API Endpoints: Definition and Rationale
To put it simply, an API endpoint serves as a communication touchpoint or the end of a communication channel. Each API endpoint represents a touchpoint between the API and the server. It’s like when you’re dialing a telephone number to reach a particular person. API endpoints act in the same manner: they’re the location of resources needed in order to fulfill particular requests. Actual examples of API endpoints include URLs of web services.
Endpoints are crucial elements of API design. Whenever you make an API request, you will need a corresponding endpoint; the endpoint is what specifies where the API’s resources are located. If an API communicates effectively through its endpoints—resulting in clear pathways to all the necessary resources—you’ve got a well-constructed product in your hands.
The Best Practices for Documenting Endpoints
The endpoints in themselves aren’t the only thing your API design team should pay attention to. It’s good practice to keep track of all of them in the API documentation. Or even the technical guide to using the API. When every endpoint is accounted for, it’s easier to monitor how the API behaves and how it responds to requests. If the API team is conscientious about documenting endpoints—as well as parameters, sample requests, and sample responses—working with the API will a breeze.
To date, these are the three best things that an API team can do when documenting endpoints.
Using an Effective API Documentation Tool for Endpoints
Being on a good API documentation platform will count for a lot.

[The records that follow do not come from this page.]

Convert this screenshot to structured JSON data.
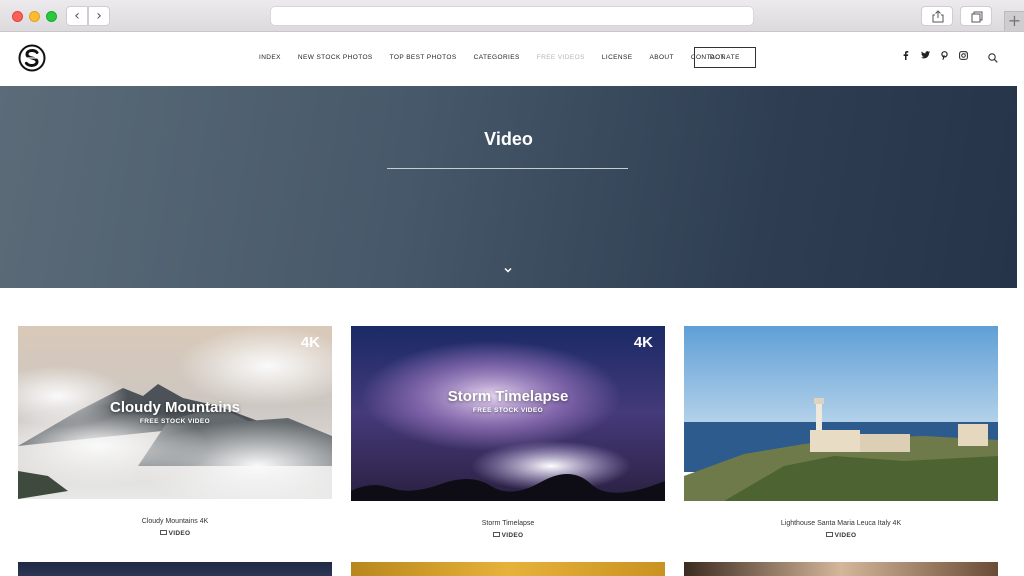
{
  "browser": {
    "back_glyph": "‹",
    "forward_glyph": "›",
    "new_tab_glyph": "+"
  },
  "header": {
    "logo_icon": "s-logo-icon",
    "menu": [
      "INDEX",
      "NEW STOCK PHOTOS",
      "TOP BEST PHOTOS",
      "CATEGORIES",
      "FREE VIDEOS",
      "LICENSE",
      "ABOUT",
      "CONTACT"
    ],
    "donate_label": "DONATE",
    "social_icons": [
      "facebook-icon",
      "twitter-icon",
      "pinterest-icon",
      "instagram-icon"
    ],
    "search_icon": "search-icon"
  },
  "hero": {
    "title": "Video"
  },
  "videos": [
    {
      "overlay_title": "Cloudy Mountains",
      "overlay_subtitle": "FREE STOCK VIDEO",
      "badge": "4K",
      "caption": "Cloudy Mountains 4K",
      "tag": "VIDEO"
    },
    {
      "overlay_title": "Storm Timelapse",
      "overlay_subtitle": "FREE STOCK VIDEO",
      "badge": "4K",
      "caption": "Storm Timelapse",
      "tag": "VIDEO"
    },
    {
      "overlay_title": "",
      "overlay_subtitle": "",
      "badge": "",
      "caption": "Lighthouse Santa Maria Leuca Italy 4K",
      "tag": "VIDEO"
    }
  ],
  "colors": {
    "hero_start": "#5b6b78",
    "hero_end": "#26344a",
    "menu_active": "#b5b5b5"
  }
}
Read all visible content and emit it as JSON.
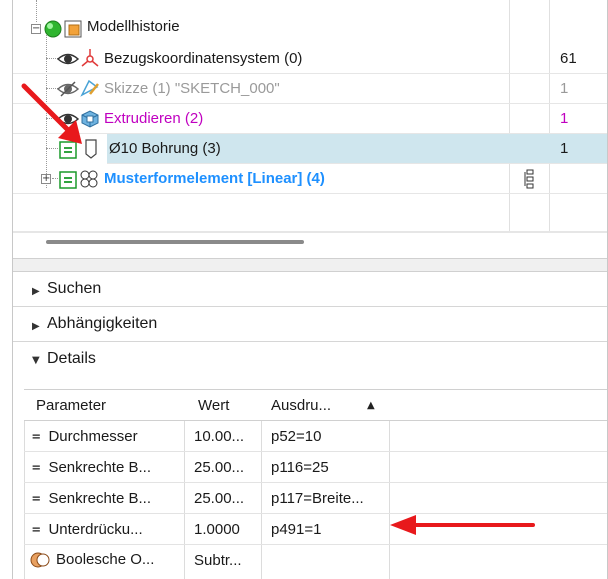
{
  "tree": {
    "rows": [
      {
        "label": "Modellhistorie",
        "col2": "",
        "num": ""
      },
      {
        "label": "Bezugskoordinatensystem (0)",
        "col2": "",
        "num": "61"
      },
      {
        "label": "Skizze (1) \"SKETCH_000\"",
        "col2": "",
        "num": "1"
      },
      {
        "label": "Extrudieren (2)",
        "col2": "",
        "num": "1"
      },
      {
        "label": "Ø10 Bohrung (3)",
        "col2": "",
        "num": "1"
      },
      {
        "label": "Musterformelement [Linear] (4)",
        "col2": "",
        "num": ""
      }
    ],
    "icons": [
      "status-green-icon",
      "model-history-icon",
      "eye-icon",
      "coordinate-system-icon",
      "eye-hidden-icon",
      "sketch-icon",
      "extrude-icon",
      "checkbox-equals-icon",
      "hole-icon",
      "pattern-icon",
      "hierarchy-icon"
    ]
  },
  "sections": {
    "search": "Suchen",
    "dependencies": "Abhängigkeiten",
    "details": "Details"
  },
  "details": {
    "headers": [
      "Parameter",
      "Wert",
      "Ausdru..."
    ],
    "rows": [
      {
        "param": "Durchmesser",
        "value": "10.00...",
        "expr": "p52=10",
        "icon": "equals-icon"
      },
      {
        "param": "Senkrechte B...",
        "value": "25.00...",
        "expr": "p116=25",
        "icon": "equals-icon"
      },
      {
        "param": "Senkrechte B...",
        "value": "25.00...",
        "expr": "p117=Breite...",
        "icon": "equals-icon"
      },
      {
        "param": "Unterdrücku...",
        "value": "1.0000",
        "expr": "p491=1",
        "icon": "equals-icon"
      },
      {
        "param": "Boolesche O...",
        "value": "Subtr...",
        "expr": "",
        "icon": "boolean-icon"
      }
    ]
  },
  "colors": {
    "selection": "#cfe6ee",
    "extrude_text": "#c000c0",
    "pattern_text": "#1e90ff",
    "sketch_text": "#9a9a9a",
    "annotation_arrow": "#e8191c"
  }
}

Hosted tools, in particular, provide a stable environment for mapping out endpoints. Some platforms even host interactive documentation, and API endpoints can be tested as well as written down. These allow for a bird’s eye view of the API’s endpoints, and ultimately, how the API could work as a whole.
Staying True to the Logic of Writing and Organizing Endpoints
API development is a big industry now. Practitioners have widely accepted standards for doing API-related work like keeping API documentation. They follow a logic that governs the naming, organizing, and grouping together of endpoints in API doc. The wise API designer knows the allowable interactions per endpoint, the naming conventions for URLs, and the most efficient means for grouping endpoints together. Their research should include the common HTTP methods, how to write concise URLs, and how to group multiple endpoints (for example, by type of information).
Compiling Endpoints in a Way that’s Visually Interesting and Easy to Read
If you want great documentation to come with your API, it won’t be enough to simply type all the endpoints down. Your API team can use their documentation tool to add some visual appeal and dynamic space to the endpoints sections. It won’t be a chore for an outside developer to read, and it guarantees clearer focus and higher engagement in their API-related work.
Your API team will go “end-to-end” in designing you a product that’s worth your money. Take that same approach when getting to know endpoints, documentation, and all other things related to your API-in-progress.